Next we have utility functions for loading the template and parsing data. Notice in the parse() method there is a call to self.feed(), which is the method that HTMLParser uses to tokenize the tags. The other additions that come from HTMLParser are handle_starttag(), handle_endttag(), and handle_data(), which I use to simply push tokens to an internal list for later use.

The parse() method is where the fun happens. This is a recursive function that pushes and pops tokens from a stack. By comparing the previous token to the current one, it immediately knows if the template is valid or not (this is kind of like a riff on the classic brace validation algorithm). From there, it determines the internal element type for a given token, figures out how many tokens it should put into the new element, and tries to parse those before shoving it into the element’s data.
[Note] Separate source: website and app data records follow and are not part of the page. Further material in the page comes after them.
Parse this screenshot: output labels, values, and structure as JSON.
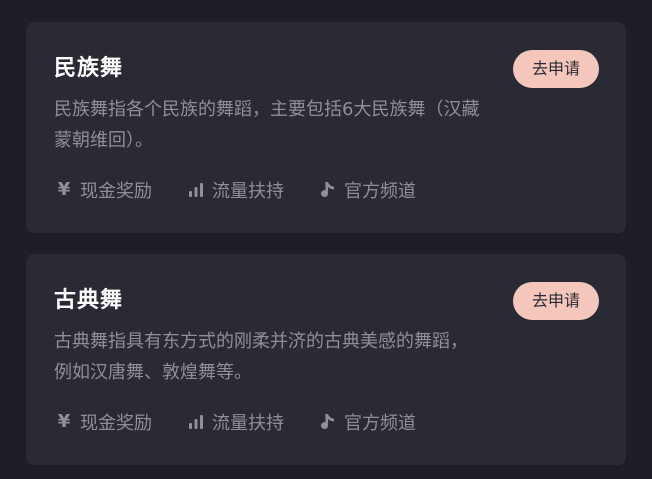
{
  "cards": [
    {
      "title": "民族舞",
      "description": "民族舞指各个民族的舞蹈，主要包括6大民族舞（汉藏蒙朝维回）。",
      "button_label": "去申请",
      "tags": [
        {
          "label": "现金奖励",
          "icon": "yen-icon"
        },
        {
          "label": "流量扶持",
          "icon": "bar-chart-icon"
        },
        {
          "label": "官方频道",
          "icon": "music-note-icon"
        }
      ]
    },
    {
      "title": "古典舞",
      "description": "古典舞指具有东方式的刚柔并济的古典美感的舞蹈，例如汉唐舞、敦煌舞等。",
      "button_label": "去申请",
      "tags": [
        {
          "label": "现金奖励",
          "icon": "yen-icon"
        },
        {
          "label": "流量扶持",
          "icon": "bar-chart-icon"
        },
        {
          "label": "官方频道",
          "icon": "music-note-icon"
        }
      ]
    }
  ],
  "colors": {
    "background": "#1e1e27",
    "card": "#2a2a35",
    "title": "#ffffff",
    "muted_text": "#8f8f99",
    "button_bg": "#f5c6bb"
  },
  "yen_symbol": "¥"
}
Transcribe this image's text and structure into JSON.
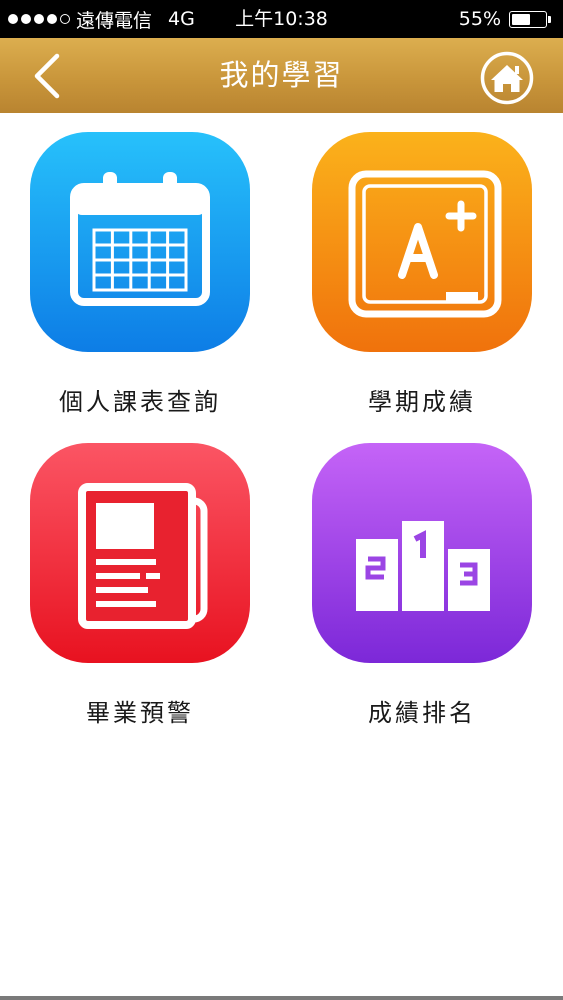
{
  "status_bar": {
    "carrier": "遠傳電信",
    "network": "4G",
    "time": "上午10:38",
    "battery_percent": "55%",
    "battery_level": 0.55,
    "signal_bars_filled": 4,
    "signal_bars_total": 5
  },
  "nav": {
    "title": "我的學習",
    "back_icon": "chevron-left-icon",
    "home_icon": "home-icon"
  },
  "menu": {
    "items": [
      {
        "label": "個人課表查詢",
        "icon": "calendar-icon",
        "color": "#1a9cf0"
      },
      {
        "label": "學期成績",
        "icon": "grade-board-icon",
        "color": "#f5880a"
      },
      {
        "label": "畢業預警",
        "icon": "newspaper-icon",
        "color": "#f5323d"
      },
      {
        "label": "成績排名",
        "icon": "podium-icon",
        "color": "#8f38e0"
      }
    ]
  },
  "colors": {
    "nav_gradient_top": "#dcae4f",
    "nav_gradient_bottom": "#b98430",
    "status_bar_bg": "#000000",
    "page_bg": "#ffffff"
  }
}
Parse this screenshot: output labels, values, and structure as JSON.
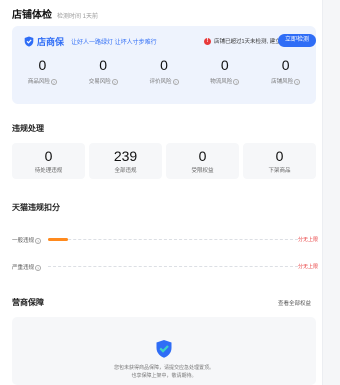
{
  "header": {
    "title": "店铺体检",
    "subtitle": "检测时间 1天前"
  },
  "shop_check": {
    "brand_name": "店商保",
    "slogan": "让好人一路绿灯 让坏人寸步难行",
    "notice": "店铺已超过1天未检测, 建立新检测",
    "verify_button": "立即检测",
    "risks": [
      {
        "value": "0",
        "label": "商品风险"
      },
      {
        "value": "0",
        "label": "交易风险"
      },
      {
        "value": "0",
        "label": "评价风险"
      },
      {
        "value": "0",
        "label": "物流风险"
      },
      {
        "value": "0",
        "label": "店铺风险"
      }
    ]
  },
  "violations": {
    "title": "违规处理",
    "cards": [
      {
        "value": "0",
        "label": "待处理违规"
      },
      {
        "value": "239",
        "label": "全部违规"
      },
      {
        "value": "0",
        "label": "受限权益"
      },
      {
        "value": "0",
        "label": "下架商品"
      }
    ]
  },
  "tmall": {
    "title": "天猫违规扣分",
    "rows": [
      {
        "label": "一般违规",
        "fill_fraction": 0.08,
        "end": "分无上限"
      },
      {
        "label": "严重违规",
        "fill_fraction": 0.0,
        "end": "分无上限"
      }
    ]
  },
  "guarantee": {
    "title": "营商保障",
    "link": "查看全部权益",
    "lines": [
      "您包未获得商品保障，请提交应急处理置顶。",
      "也享保障上架中，敬请期待。"
    ]
  },
  "colors": {
    "accent": "#2f6df6",
    "warning": "#e8393a",
    "progress": "#ff8a1e",
    "panel": "#eef3fd"
  }
}
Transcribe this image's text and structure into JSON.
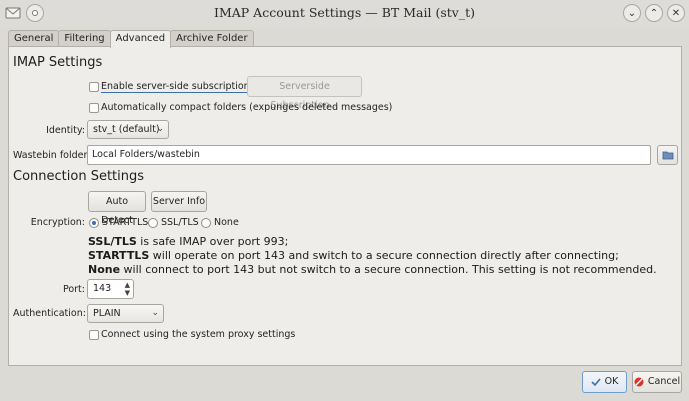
{
  "window": {
    "title": "IMAP Account Settings — BT Mail (stv_t)"
  },
  "tabs": [
    "General",
    "Filtering",
    "Advanced",
    "Archive Folder"
  ],
  "imap": {
    "section_title": "IMAP Settings",
    "enable_subscriptions_label": "Enable server-side subscriptions",
    "serverside_subscription_button": "Serverside Subscription...",
    "auto_compact_label": "Automatically compact folders (expunges deleted messages)",
    "identity_label": "Identity:",
    "identity_value": "stv_t (default)",
    "wastebin_label": "Wastebin folder:",
    "wastebin_value": "Local Folders/wastebin"
  },
  "connection": {
    "section_title": "Connection Settings",
    "auto_detect_button": "Auto Detect",
    "server_info_button": "Server Info",
    "encryption_label": "Encryption:",
    "encryption_options": [
      "STARTTLS",
      "SSL/TLS",
      "None"
    ],
    "encryption_selected": "STARTTLS",
    "info_line1_bold": "SSL/TLS",
    "info_line1_rest": " is safe IMAP over port 993;",
    "info_line2_bold": "STARTTLS",
    "info_line2_rest": " will operate on port 143 and switch to a secure connection directly after connecting;",
    "info_line3_bold": "None",
    "info_line3_rest": " will connect to port 143 but not switch to a secure connection. This setting is not recommended.",
    "port_label": "Port:",
    "port_value": "143",
    "auth_label": "Authentication:",
    "auth_value": "PLAIN",
    "proxy_label": "Connect using the system proxy settings"
  },
  "dialog": {
    "ok_label": "OK",
    "cancel_label": "Cancel"
  },
  "colors": {
    "background": "#dcdad5",
    "panel": "#eeedea",
    "accent": "#3b6fb0",
    "cancel_icon": "#d9342b"
  }
}
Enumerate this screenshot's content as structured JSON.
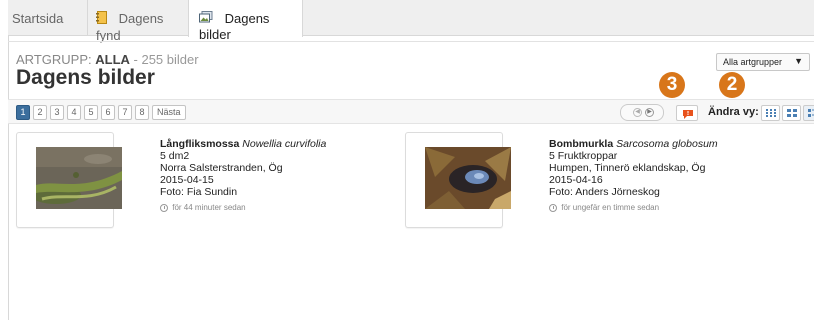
{
  "tabs": [
    {
      "label": "Startsida",
      "icon": "home"
    },
    {
      "label": "Dagens fynd",
      "icon": "notebook-icon"
    },
    {
      "label": "Dagens bilder",
      "icon": "image-gallery-icon",
      "active": true
    }
  ],
  "header": {
    "artgrupp_label": "ARTGRUPP:",
    "artgrupp_value": "ALLA",
    "count_text": "- 255 bilder",
    "title": "Dagens bilder"
  },
  "filter_select": {
    "selected": "Alla artgrupper"
  },
  "pagination": {
    "pages": [
      "1",
      "2",
      "3",
      "4",
      "5",
      "6",
      "7",
      "8"
    ],
    "active_page": "1",
    "next_label": "Nästa"
  },
  "toolbar": {
    "view_label": "Ändra vy:"
  },
  "badges": {
    "three": "3",
    "two": "2"
  },
  "colors": {
    "accent": "#3b6e9d",
    "badge": "#d8761a",
    "comment": "#e8521c"
  },
  "cards": [
    {
      "name": "Långfliksmossa",
      "latin": "Nowellia curvifolia",
      "quantity": "5 dm2",
      "place": "Norra Salsterstranden, Ög",
      "date": "2015-04-15",
      "photographer": "Foto: Fia Sundin",
      "time_ago": "för 44 minuter sedan"
    },
    {
      "name": "Bombmurkla",
      "latin": "Sarcosoma globosum",
      "quantity": "5 Fruktkroppar",
      "place": "Humpen, Tinnerö eklandskap, Ög",
      "date": "2015-04-16",
      "photographer": "Foto: Anders Jörneskog",
      "time_ago": "för ungefär en timme sedan"
    }
  ]
}
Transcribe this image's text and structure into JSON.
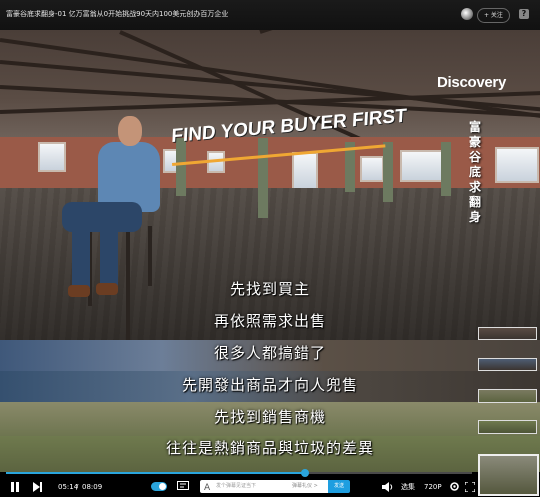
{
  "window": {
    "title": "富豪谷底求翻身-01 亿万富翁从0开始挑战90天内100美元创办百万企业",
    "follow_label": "+ 关注",
    "help_label": "?"
  },
  "video": {
    "brand": "Discovery",
    "show_title": "富豪谷底求翻身",
    "headline": "FIND YOUR BUYER FIRST"
  },
  "subtitles": [
    "先找到買主",
    "再依照需求出售",
    "很多人都搞錯了",
    "先開發出商品才向人兜售",
    "先找到銷售商機",
    "往往是熱銷商品與垃圾的差異"
  ],
  "player": {
    "current_time": "05:14",
    "total_time": "08:09",
    "time_separator": "/",
    "progress": 0.642,
    "danmu_placeholder": "发个弹幕见证当下",
    "danmu_etiquette": "弹幕礼仪 >",
    "send_label": "发送",
    "episodes_label": "选集",
    "quality_label": "720P",
    "accent_color": "#2aa5dc"
  }
}
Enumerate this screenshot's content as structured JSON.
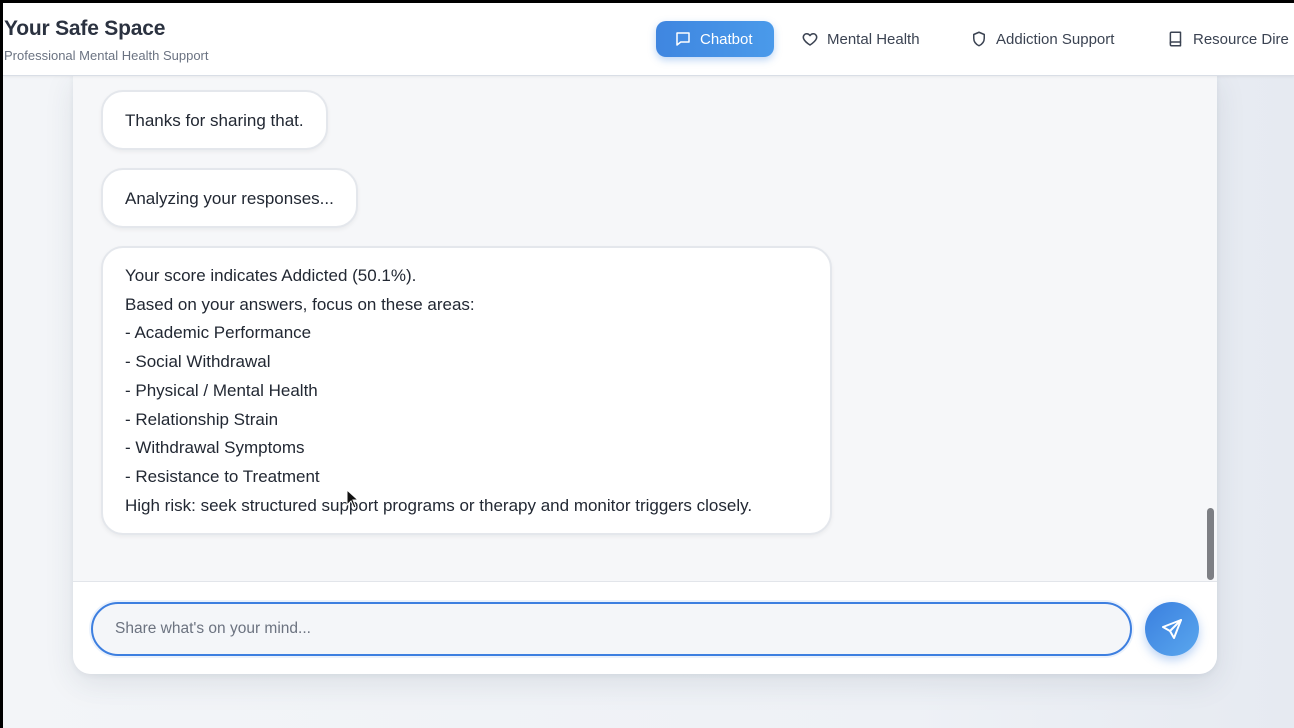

Since it’s recursive, this means the output is a elements with nested lists of other elements that can eventually be used to render text and graphics on the screen.

Writing a MatrixML Template

Writing MatrixML is pretty simple! Write it using the valid tags that are defined in the parser just like you would standard HTML:


From there, the parser then has an internal representation of our template that can be rebuilt with a little code:

parser = MatrixTemplateParser()

def print_elements(elements, level=0):
    for element in elements:
        if isinstance(element.data, list):
            print_elements(element.data, level + 1)
            print("  " * level + element.data)


And the output is:


What’s Next?

This really only scratches the surface of what’s already been done for MatrixML. There’s a lot of code written to actually render the elements to the matrix – the specifics of which I’ve already covered in other posts about RGBMatrixEmulator and the rpi-rgb-led-matrix driver library (read those here and here)). I’ll probably do another writeup as MatrixML matures covering these topics in more detail within the context of this new rendering engine.

In the meantime, I’ll leave a sample of the above MatrixML template running:


That’s all for now. Thanks for reading!